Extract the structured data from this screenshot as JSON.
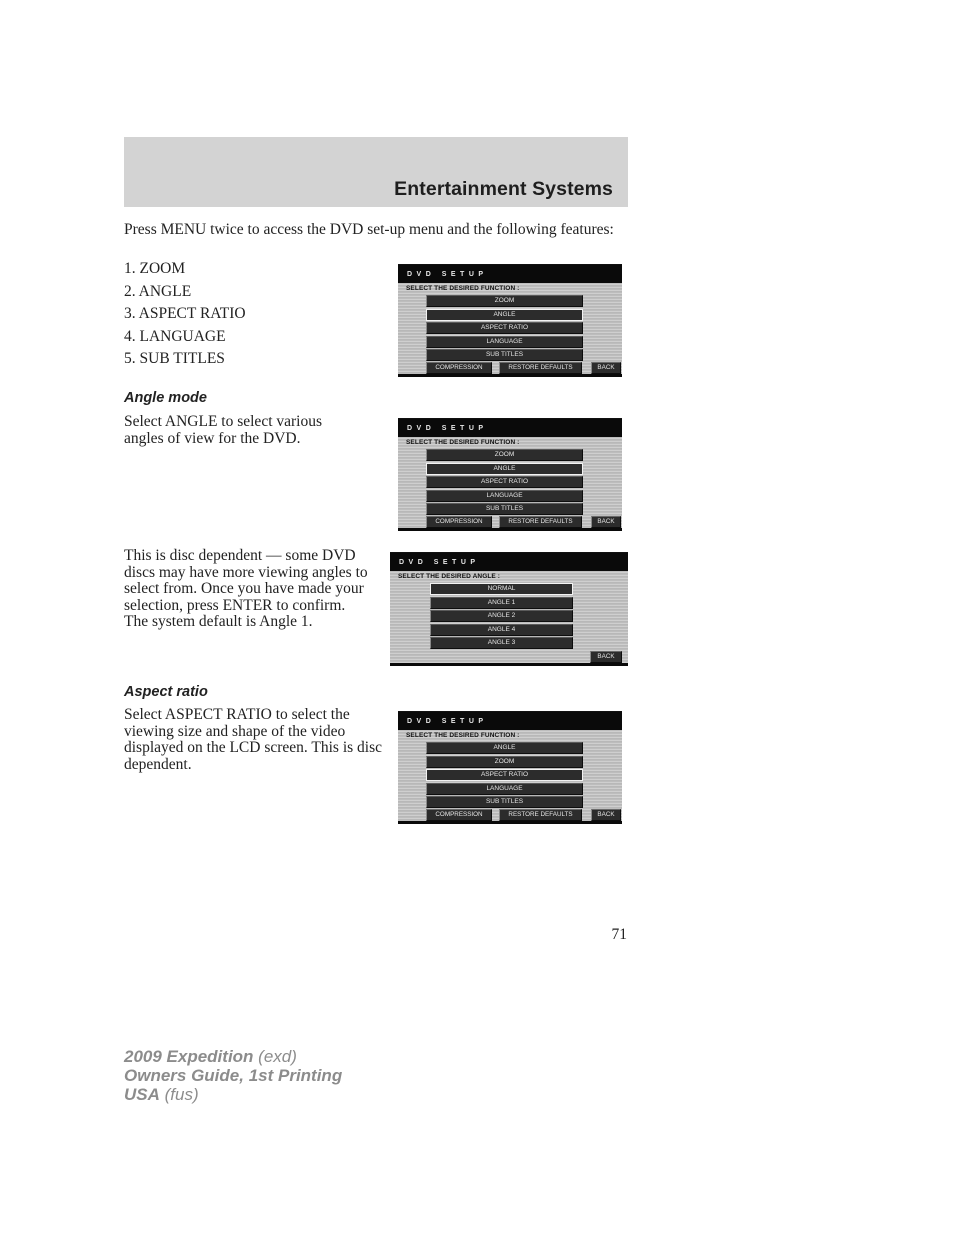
{
  "header": {
    "title": "Entertainment Systems"
  },
  "intro": "Press MENU twice to access the DVD set-up menu and the following features:",
  "features": [
    "1. ZOOM",
    "2. ANGLE",
    "3. ASPECT RATIO",
    "4. LANGUAGE",
    "5. SUB TITLES"
  ],
  "sections": {
    "angle_mode": {
      "heading": "Angle mode",
      "text": "Select ANGLE to select various angles of view for the DVD.",
      "text2": "This is disc dependent — some DVD discs may have more viewing angles to select from. Once you have made your selection, press ENTER to confirm. The system default is Angle 1."
    },
    "aspect_ratio": {
      "heading": "Aspect ratio",
      "text": "Select ASPECT RATIO to select the viewing size and shape of the video displayed on the LCD screen. This is disc dependent."
    }
  },
  "screens": [
    {
      "title": "DVD SETUP",
      "prompt": "SELECT THE DESIRED FUNCTION :",
      "items": [
        "ZOOM",
        "ANGLE",
        "ASPECT RATIO",
        "LANGUAGE",
        "SUB TITLES"
      ],
      "selected_index": 1,
      "buttons": [
        "COMPRESSION",
        "RESTORE DEFAULTS",
        "BACK"
      ]
    },
    {
      "title": "DVD SETUP",
      "prompt": "SELECT THE DESIRED FUNCTION :",
      "items": [
        "ZOOM",
        "ANGLE",
        "ASPECT RATIO",
        "LANGUAGE",
        "SUB TITLES"
      ],
      "selected_index": 1,
      "buttons": [
        "COMPRESSION",
        "RESTORE DEFAULTS",
        "BACK"
      ]
    },
    {
      "title": "DVD SETUP",
      "prompt": "SELECT THE DESIRED ANGLE :",
      "items": [
        "NORMAL",
        "ANGLE 1",
        "ANGLE 2",
        "ANGLE 4",
        "ANGLE 3"
      ],
      "selected_index": 0,
      "buttons": [
        "BACK"
      ]
    },
    {
      "title": "DVD SETUP",
      "prompt": "SELECT THE DESIRED FUNCTION :",
      "items": [
        "ANGLE",
        "ZOOM",
        "ASPECT RATIO",
        "LANGUAGE",
        "SUB TITLES"
      ],
      "selected_index": 2,
      "buttons": [
        "COMPRESSION",
        "RESTORE DEFAULTS",
        "BACK"
      ]
    }
  ],
  "page_number": "71",
  "footer": {
    "line1_bold": "2009 Expedition",
    "line1_italic": "(exd)",
    "line2_bold": "Owners Guide, 1st Printing",
    "line3_bold": "USA",
    "line3_italic": "(fus)"
  }
}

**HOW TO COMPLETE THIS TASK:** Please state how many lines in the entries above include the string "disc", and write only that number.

**EXPECTED OUTPUT:** 2